Gaiman incorporates some very interesting metafiction into this issue. The story is about a woman writer who is in a failing relationship with a man who is getting ready to leave her. She is putting the kids to bed and they ask her to read them a bedtime story, so she reads them “Winter’s Tale,” which is a kids’ book about the experiences of Winter, Miracleman’s daughter. The central part of the story is “Winter’s Tale,” as a story within a story.
Symbolically, Winter’s story is based on the archetypal hero’s journey, where she ventures away from home, learns deep truths, and then returns home to Miracleman, who symbolizes the divine source.
The entire story implies a world where the divine masculine has become the primary creative power. The mother symbolizes a creative divine that has become weakened and subjugated in our modern society.
This is a very sad story. The mother is depicted as lonely and unhappy, hoping that her joy for life will be rekindled through her children. Unfortunately, this is the reality for too many women in our society, who think that having children will ultimately save them from an unfulfilled life. But contentment and happiness can only come from within.

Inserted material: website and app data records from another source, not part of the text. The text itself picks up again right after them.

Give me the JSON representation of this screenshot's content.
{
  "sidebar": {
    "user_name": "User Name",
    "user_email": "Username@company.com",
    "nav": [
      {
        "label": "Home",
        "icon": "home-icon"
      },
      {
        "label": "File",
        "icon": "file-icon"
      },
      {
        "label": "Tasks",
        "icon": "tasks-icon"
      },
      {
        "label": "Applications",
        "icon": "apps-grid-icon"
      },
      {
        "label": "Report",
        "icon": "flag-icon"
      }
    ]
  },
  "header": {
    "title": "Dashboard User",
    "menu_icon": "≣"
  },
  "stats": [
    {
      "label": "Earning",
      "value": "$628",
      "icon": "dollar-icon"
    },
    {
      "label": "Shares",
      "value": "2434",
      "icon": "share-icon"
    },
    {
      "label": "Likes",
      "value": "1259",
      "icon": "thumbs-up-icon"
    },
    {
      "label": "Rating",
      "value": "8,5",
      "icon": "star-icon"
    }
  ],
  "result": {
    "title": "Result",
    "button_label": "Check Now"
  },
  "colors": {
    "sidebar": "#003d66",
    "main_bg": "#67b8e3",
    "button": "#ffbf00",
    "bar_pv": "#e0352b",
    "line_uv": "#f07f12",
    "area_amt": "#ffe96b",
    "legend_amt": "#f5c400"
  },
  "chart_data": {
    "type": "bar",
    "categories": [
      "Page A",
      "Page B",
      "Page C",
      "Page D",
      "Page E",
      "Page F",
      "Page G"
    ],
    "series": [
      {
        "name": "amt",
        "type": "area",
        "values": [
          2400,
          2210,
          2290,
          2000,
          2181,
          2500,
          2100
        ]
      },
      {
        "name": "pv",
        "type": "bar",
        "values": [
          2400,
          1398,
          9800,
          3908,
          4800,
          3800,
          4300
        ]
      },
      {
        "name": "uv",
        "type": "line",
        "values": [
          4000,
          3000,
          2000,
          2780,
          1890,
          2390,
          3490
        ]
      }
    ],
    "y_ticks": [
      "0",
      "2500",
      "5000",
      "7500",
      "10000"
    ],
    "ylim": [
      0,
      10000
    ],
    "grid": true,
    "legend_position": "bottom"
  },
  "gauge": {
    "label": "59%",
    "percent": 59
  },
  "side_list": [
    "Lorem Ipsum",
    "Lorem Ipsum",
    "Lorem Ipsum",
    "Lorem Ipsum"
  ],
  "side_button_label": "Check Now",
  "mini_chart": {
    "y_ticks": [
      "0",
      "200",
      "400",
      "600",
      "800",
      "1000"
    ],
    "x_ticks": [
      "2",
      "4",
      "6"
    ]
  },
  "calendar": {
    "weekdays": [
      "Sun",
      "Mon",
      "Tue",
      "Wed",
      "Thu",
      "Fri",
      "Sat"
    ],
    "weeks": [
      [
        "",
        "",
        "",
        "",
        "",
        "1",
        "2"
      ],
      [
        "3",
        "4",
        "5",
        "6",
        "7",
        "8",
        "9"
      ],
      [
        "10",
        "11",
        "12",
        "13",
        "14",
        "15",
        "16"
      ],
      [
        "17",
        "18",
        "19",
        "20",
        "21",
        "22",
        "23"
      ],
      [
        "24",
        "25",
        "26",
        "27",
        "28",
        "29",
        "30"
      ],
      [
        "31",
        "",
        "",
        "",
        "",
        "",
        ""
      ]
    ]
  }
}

Any time you seek something outside yourself to change how you feel, it will always lead to disappointment.